Cuban Crafters Medina 1959 Robusto
From Cupido, J.L. Salazar, Don Kiki (Brown and White), La Carolina, and Cameroon, Cuban Crafters makes some excellent, under-priced cigars. And, as you probably know, we have not been shy about providing honest reviews of these wonderfully blended, expertly constructed lines.
Cuban Crafters' modus operandi has thus far focused on value. But, in the coming weeks, the Miami-based boutique manufacturer will introduce its “crown jewel”: the new Medina 1959 blend. We're told the idea is to create a pre-Castro stogie (hence 1959) made by masters who have cigar experience from the forbidden island nation. The five vitolas in this premium line, therefore, will be handmade in Miami by Cuban expatriates under the supervision of Manuel Medina, formerly of the H. Upmann and Davidoff factories in Cuba.
Our friends at Cuban Crafters were nice enough to send us a pre-release box of 25 Robustos (5 x 50), which has an MSRP of $200. The presentation is brilliant; the finished maroon and gold cedar chest won't be one of those cigar boxes you toss once the sticks are gone.
You'll also want to hang on to at least a few of the ornate double bands. They rest perfectly atop the clean Cuban-seed Sumatra wrappers, which exude prelight hints of sweet hay and field grass.
I tasted about eight Robustos for this review and found that my V-cutter works best. You only need to carefully puncture the tip of the cap to reach the Cuban-seed Habano long-filler and establish an even draw—a strategy that preserves more tobacco for smoking.
The most prominent flavors are of toast, cream, and butterscotch, but careful cigar enthusiasts will also find an onion-like spice when smoked through the nose. The whole effect is mild yet tasty with interesting flavors weaving in and out as the straight burn progresses. While the smoke becomes spicier and richer in the final third, I think the cigar is accurately labeled as mild- to medium-boded.

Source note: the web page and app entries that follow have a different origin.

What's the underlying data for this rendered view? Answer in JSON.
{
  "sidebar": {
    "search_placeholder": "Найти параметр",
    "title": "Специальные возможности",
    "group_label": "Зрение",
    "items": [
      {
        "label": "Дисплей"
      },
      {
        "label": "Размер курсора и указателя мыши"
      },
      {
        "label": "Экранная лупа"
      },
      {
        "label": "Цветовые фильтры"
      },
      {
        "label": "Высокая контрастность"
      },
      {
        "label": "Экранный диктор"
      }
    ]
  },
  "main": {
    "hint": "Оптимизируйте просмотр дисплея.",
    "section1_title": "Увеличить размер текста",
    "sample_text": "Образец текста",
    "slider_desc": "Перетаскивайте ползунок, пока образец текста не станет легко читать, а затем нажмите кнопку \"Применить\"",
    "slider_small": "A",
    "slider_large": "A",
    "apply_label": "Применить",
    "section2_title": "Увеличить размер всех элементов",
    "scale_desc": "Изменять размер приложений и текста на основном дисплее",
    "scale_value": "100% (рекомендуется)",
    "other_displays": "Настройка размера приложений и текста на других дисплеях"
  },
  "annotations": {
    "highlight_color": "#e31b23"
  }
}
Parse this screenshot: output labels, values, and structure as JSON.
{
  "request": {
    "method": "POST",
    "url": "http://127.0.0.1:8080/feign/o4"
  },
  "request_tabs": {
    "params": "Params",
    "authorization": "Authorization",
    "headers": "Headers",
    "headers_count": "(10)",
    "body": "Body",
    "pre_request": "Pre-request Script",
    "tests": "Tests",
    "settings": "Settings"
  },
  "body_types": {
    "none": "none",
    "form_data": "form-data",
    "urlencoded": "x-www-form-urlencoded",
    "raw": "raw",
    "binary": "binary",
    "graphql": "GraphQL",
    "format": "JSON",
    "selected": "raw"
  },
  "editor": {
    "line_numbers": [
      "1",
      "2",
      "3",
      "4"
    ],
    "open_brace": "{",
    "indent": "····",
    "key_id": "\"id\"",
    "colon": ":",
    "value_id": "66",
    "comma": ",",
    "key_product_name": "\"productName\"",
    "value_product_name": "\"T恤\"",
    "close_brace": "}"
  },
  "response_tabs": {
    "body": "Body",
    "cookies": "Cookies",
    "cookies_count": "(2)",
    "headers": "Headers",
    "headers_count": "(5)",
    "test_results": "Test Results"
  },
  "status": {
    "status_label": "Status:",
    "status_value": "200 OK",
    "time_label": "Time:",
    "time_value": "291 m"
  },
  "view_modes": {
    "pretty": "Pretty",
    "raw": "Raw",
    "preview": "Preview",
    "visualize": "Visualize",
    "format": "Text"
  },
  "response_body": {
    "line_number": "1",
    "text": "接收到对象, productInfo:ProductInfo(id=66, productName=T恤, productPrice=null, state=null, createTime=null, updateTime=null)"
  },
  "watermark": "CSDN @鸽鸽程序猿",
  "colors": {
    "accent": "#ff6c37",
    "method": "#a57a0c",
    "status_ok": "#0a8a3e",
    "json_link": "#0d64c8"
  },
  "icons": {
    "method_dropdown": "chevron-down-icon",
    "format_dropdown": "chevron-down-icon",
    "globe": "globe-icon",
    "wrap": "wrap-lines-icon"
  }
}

My understanding, according to Cuban Crafters' marketing materials, is the tobacco in this fine cigar is already “extremely aged.” That may be, but I have a feeling what remains from my box will benefit significantly from an extra six months or so of humidor time.
Still, these are great cigars now. And although you don't need me to understand that you can get some fine stogies for $8 apiece, this new line is undoubtedly worthy of your attention—especially for fans of creamy, toasty cigars. The Cuban Crafters Medina 1959 Robusto earns four and a half stogies out of five.
Source: Stogie Guys Online